The pair return to London just as the plague has hit. Katherine gives birth to a daughter, Margaret, via cesarean, but Katherine dies in the process as there is no way to ward off infection once the body has been cut open. In her dying moments, Merivel promises Katherine that he will care for Margaret, and that he loves Katherine.

As the plague continues to slaughter the people of London, Merivel feels compelled to do what he can as a physician. He goes out into the city, separating the sick from the well, who have all been quarantined together, and does what he can to ease the suffering of the dying. When someone asks for Merivel's name, he says he is John Pearce as a tribute to his friend. Under this misnomer and in disguise, Merivel is once again summoned to the palace. The King fears that Celia has contracted the plague, but Merivel soon assures him that she does not have the plague, but rather has a regular treatable illness. With this, Merivel realizes the life he has now is more rewarding and fulfilling than the life and loves at the court he left behind.

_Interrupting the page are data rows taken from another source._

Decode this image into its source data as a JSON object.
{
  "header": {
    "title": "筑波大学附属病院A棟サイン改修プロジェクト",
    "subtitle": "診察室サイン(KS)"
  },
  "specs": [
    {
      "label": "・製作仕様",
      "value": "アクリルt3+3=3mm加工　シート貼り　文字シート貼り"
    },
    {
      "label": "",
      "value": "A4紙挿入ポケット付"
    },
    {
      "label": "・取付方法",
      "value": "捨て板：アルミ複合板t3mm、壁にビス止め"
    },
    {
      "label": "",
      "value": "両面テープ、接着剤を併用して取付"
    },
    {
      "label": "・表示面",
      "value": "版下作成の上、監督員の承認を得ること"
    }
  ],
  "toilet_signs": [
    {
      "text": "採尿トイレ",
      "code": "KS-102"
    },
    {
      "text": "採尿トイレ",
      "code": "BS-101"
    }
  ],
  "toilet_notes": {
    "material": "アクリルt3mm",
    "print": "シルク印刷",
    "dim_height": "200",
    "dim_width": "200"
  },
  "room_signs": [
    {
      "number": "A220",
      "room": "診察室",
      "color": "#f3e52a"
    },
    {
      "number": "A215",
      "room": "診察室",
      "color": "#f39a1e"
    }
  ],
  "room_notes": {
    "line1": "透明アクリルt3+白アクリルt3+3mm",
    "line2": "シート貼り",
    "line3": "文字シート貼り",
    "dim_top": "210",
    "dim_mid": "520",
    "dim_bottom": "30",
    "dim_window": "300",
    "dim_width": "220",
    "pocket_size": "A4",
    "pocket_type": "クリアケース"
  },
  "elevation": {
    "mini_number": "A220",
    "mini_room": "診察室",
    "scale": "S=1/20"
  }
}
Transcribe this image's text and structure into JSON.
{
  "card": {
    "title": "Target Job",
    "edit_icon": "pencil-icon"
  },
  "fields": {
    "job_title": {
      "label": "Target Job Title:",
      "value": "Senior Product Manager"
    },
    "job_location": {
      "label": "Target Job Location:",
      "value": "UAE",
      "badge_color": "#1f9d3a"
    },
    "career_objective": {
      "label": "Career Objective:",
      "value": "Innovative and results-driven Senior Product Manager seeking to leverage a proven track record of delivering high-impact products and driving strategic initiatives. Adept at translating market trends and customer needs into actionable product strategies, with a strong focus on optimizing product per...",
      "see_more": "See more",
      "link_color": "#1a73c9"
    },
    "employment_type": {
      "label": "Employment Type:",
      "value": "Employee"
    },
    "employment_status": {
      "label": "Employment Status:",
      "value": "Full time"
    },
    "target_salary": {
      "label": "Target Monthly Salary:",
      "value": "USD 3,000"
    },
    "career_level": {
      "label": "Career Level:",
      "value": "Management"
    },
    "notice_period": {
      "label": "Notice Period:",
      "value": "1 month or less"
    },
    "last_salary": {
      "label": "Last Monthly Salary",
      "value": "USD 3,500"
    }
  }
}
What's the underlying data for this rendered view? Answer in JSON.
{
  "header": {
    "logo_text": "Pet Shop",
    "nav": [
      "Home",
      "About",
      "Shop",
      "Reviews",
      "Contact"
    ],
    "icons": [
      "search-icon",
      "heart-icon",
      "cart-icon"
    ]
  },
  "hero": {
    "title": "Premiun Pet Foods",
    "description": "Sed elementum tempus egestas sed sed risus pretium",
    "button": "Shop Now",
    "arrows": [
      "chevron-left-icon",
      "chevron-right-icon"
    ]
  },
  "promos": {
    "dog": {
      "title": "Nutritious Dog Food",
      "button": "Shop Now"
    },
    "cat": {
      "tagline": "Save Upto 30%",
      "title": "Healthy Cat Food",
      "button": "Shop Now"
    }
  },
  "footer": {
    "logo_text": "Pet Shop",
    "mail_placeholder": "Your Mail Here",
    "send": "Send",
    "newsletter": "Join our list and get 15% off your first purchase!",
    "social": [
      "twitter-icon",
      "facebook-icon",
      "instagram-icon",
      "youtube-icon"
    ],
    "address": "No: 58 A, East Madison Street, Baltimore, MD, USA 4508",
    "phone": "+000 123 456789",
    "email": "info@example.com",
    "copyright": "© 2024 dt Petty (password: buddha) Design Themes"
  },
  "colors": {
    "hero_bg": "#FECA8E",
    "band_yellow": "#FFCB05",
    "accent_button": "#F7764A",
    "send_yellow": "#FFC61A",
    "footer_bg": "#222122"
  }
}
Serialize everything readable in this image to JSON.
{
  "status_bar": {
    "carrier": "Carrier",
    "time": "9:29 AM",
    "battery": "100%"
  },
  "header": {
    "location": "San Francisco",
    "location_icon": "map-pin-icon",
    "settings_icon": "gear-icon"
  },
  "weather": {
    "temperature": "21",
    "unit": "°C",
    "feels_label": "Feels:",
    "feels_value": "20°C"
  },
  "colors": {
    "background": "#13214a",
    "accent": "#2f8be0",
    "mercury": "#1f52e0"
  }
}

Suddenly, the court is notified that the city is ablaze, and Merivel races back to the city to retrieve his infant daughter from the flames. He is unable to find her, and falling through burning wood, Merivel lands in a small row-boat, unconscious, and is floated by the river current away from the city. When he awakens, he is back at Bidnold, the estate the King had given to him at his marriage of Celia, then taken away. As Merivel recovers from his fall, he cannot recover from his failure to protect his young daughter from harm, when suddenly the King arrives at the house with his entourage. He informs Merivel that he has discovered the doctor's true identity, and that he was impressed with the man Merivel had become. With that, the King steps aside to reveal the midwife holding Margaret, Merivel's daughter, safely in her arms. For his courage and good work done in treating the victims of the plague, the King once again gives Merivel Bidnold, stating that this time it will never be taken away. The movie ends with Merivel returning to London, to set up a new hospital with help from the King.

The movie was adapted by Rupert Walters from the novel by Rose Tremain.

Sources: